_Directions for this task_
Check each line of the material for the string "data", and copy the lines that have it.

<<<<

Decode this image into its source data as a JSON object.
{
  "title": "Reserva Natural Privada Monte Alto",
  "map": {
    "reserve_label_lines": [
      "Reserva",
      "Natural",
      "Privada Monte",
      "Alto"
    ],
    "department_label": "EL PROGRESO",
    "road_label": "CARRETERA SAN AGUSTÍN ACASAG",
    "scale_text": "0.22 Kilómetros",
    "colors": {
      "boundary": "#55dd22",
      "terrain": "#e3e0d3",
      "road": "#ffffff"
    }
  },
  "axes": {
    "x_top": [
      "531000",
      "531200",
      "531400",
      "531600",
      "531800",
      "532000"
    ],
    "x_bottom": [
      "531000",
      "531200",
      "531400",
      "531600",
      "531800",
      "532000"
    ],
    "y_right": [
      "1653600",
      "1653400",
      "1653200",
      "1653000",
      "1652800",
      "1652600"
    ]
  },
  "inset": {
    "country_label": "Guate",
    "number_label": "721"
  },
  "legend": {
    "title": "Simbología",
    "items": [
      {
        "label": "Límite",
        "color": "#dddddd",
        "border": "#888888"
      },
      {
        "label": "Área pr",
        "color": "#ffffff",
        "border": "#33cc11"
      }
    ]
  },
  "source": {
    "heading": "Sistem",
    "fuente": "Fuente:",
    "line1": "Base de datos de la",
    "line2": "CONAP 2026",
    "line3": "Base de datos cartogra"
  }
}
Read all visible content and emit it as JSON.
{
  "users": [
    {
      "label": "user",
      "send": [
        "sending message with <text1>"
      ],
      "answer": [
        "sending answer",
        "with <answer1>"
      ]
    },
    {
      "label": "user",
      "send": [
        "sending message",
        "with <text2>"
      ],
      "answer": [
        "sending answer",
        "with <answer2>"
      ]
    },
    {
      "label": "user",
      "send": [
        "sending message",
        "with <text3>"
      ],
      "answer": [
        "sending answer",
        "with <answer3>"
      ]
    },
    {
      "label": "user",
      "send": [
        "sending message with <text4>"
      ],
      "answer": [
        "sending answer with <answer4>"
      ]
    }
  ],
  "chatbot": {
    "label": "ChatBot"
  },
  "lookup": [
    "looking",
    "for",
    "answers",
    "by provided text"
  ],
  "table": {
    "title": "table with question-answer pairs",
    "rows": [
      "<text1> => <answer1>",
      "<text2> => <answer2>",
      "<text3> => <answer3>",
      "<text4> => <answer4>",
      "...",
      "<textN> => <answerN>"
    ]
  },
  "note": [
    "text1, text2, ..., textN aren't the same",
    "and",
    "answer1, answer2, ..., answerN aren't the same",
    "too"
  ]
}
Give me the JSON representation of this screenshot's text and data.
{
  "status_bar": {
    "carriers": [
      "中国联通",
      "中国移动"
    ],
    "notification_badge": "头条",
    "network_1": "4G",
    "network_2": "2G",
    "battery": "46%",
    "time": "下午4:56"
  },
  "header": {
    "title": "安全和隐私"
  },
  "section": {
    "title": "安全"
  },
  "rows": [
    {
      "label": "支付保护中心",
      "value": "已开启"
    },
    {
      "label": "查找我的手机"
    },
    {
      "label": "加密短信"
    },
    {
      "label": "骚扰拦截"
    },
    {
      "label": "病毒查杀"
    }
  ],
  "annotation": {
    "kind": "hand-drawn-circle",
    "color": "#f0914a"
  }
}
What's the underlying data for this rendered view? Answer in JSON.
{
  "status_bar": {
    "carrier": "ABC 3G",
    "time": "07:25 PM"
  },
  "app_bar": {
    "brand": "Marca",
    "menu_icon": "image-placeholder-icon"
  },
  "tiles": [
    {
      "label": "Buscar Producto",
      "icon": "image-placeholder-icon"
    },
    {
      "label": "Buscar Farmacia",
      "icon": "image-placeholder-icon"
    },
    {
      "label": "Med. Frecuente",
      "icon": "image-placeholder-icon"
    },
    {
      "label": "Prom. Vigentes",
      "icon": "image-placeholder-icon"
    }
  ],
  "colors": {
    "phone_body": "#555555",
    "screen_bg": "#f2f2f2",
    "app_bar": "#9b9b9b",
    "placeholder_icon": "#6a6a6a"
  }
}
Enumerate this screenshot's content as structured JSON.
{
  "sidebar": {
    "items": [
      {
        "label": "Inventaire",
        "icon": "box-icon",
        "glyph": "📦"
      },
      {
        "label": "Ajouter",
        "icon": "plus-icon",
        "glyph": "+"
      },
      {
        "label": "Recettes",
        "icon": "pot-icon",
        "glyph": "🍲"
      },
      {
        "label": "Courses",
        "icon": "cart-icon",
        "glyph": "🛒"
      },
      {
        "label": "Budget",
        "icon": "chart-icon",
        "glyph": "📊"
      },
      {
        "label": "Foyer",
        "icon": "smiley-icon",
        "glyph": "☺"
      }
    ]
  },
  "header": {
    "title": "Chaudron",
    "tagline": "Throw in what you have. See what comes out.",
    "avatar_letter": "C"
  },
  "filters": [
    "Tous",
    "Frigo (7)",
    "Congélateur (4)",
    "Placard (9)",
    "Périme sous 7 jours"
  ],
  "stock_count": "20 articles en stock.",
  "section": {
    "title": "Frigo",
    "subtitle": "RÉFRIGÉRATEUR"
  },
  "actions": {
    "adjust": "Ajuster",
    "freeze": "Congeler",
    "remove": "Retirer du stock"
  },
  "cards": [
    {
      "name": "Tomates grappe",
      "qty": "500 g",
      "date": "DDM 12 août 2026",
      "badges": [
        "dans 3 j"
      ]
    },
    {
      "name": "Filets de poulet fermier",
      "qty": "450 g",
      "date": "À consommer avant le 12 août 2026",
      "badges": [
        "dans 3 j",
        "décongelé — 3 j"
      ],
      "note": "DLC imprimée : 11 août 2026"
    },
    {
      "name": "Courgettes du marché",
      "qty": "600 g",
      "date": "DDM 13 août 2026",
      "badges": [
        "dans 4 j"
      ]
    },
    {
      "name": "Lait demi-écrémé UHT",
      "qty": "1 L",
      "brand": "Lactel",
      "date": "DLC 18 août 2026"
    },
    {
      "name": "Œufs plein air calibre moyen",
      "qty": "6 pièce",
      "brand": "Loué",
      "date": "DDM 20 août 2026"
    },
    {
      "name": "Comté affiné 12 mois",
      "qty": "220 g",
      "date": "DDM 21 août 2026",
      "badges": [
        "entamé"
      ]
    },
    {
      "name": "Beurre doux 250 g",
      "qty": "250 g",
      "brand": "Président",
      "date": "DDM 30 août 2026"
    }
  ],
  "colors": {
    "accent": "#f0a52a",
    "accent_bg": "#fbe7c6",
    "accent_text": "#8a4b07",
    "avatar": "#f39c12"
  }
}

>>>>

_Reply_
Decode this image into its source data as a JSON object.
Give me the JSON representation of this screenshot's text and data.
What's the underlying data for this rendered view? Answer in JSON.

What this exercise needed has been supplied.